Glenn Morshower Joins "Supergirl" as General Sam Lane
Sales charts | The American Booksellers Association has released its list of the top-selling graphic novels in indie bookstores for the eight weeks ending May 27. At first glance, it looks like it’s mostly literary graphic novels (Habibi, Are You My Mother?) with a healthy sprinkling of The Walking Dead. [Bookselling This Week, via The Beat]
Creators | Grant Morrison discusses the second issue of Batman Incorporated, which features Batman’s lover and Robin’s mom, Talia al Ghul. [USA Today]
Comics history | Could comics history have been radically different if Jerry Siegel had a different last name? Larry Tye, the author of the new Superman a biography, talks to Fresh Air about the origins of the Man of Steel and how he changed over the years: “The editors in New York over time started to exercise their editorial control. They saw this as both a character and a business. They would go down to the level of dictating just what his forelocks looked like. They could be too curly. His arms should be shorter and less ‘ape-like.’ And Joe should get rid of his hero’s ‘nice fat bottom.’ His editor told him that he worried that that made Superman look too ‘la-dee-dah.’ And they were really concerned about the image of the character.” [NPR]

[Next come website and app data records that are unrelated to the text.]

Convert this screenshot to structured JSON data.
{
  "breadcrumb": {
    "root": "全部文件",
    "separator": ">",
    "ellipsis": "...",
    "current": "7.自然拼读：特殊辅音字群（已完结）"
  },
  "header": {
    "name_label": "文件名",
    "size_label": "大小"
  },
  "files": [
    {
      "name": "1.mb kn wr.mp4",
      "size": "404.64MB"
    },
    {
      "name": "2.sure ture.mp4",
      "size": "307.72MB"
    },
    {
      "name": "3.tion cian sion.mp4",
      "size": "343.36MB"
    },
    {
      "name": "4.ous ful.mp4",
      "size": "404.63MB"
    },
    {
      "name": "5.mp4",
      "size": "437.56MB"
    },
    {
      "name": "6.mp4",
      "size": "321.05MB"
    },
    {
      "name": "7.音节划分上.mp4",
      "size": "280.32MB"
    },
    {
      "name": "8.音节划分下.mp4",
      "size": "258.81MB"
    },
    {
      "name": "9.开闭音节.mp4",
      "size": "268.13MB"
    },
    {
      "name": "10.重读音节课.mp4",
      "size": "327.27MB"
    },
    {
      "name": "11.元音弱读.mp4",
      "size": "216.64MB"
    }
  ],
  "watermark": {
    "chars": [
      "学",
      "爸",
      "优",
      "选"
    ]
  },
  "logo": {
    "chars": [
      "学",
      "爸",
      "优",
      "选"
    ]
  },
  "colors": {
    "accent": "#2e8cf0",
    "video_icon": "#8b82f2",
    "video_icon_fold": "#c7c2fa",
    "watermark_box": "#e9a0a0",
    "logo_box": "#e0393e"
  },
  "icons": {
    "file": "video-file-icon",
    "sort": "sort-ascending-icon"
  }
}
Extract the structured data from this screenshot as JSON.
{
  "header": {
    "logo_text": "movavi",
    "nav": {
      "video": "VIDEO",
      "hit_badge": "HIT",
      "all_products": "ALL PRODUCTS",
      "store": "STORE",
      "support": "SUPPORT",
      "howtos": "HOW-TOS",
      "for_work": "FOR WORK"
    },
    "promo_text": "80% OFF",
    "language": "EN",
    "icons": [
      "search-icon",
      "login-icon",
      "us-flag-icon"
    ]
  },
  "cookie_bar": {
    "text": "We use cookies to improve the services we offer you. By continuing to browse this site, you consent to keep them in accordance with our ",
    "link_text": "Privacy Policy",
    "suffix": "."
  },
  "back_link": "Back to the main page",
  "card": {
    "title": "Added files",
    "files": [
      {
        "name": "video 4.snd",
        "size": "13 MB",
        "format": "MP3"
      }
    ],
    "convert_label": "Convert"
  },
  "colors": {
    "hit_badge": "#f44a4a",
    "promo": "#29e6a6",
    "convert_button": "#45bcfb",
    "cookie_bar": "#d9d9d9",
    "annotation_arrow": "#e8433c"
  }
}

Yokaiden creator Nina Matsumoto and veteran Simpsons comics writer Ian Boothby have a treat for us today: My Deadbeat Dad, a short story about a girl who pays weekend visits to her dad… in Hell. It’s amazingly economical; in just a handful of pages, Matsumoto and Boothby introduce the characters, establish a fairly complicated premise, and bring in a couple of twists; even small details turn out to be important.

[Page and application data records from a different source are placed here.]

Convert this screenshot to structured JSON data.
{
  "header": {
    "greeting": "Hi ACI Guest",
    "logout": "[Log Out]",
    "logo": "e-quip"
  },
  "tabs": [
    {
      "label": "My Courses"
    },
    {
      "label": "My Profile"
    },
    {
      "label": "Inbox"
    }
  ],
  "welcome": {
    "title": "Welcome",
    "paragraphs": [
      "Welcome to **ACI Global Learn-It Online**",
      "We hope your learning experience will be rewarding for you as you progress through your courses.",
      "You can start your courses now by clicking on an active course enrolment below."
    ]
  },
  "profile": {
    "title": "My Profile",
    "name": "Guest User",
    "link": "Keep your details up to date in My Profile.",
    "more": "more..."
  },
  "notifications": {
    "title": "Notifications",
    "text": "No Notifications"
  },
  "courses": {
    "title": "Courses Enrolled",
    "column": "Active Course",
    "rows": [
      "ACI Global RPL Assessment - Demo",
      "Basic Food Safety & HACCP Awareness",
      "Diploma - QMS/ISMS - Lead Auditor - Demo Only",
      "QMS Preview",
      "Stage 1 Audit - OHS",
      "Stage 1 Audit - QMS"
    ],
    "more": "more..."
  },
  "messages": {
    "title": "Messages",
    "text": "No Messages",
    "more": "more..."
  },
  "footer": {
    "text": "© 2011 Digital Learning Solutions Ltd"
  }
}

Both creators are in their element here; Matsumoto won the 2009 Eisner award for best short story for one of her Treehouse of Horror tales, and she and Boothby previously teamed up to create the Simpsons Death Note parody in Treehouse of Horror #14. This short comic is labeled “dbdpitch,” so we can only hope that they have plans to develop this into a longer comic. With this team and this premise, it certainly has potential.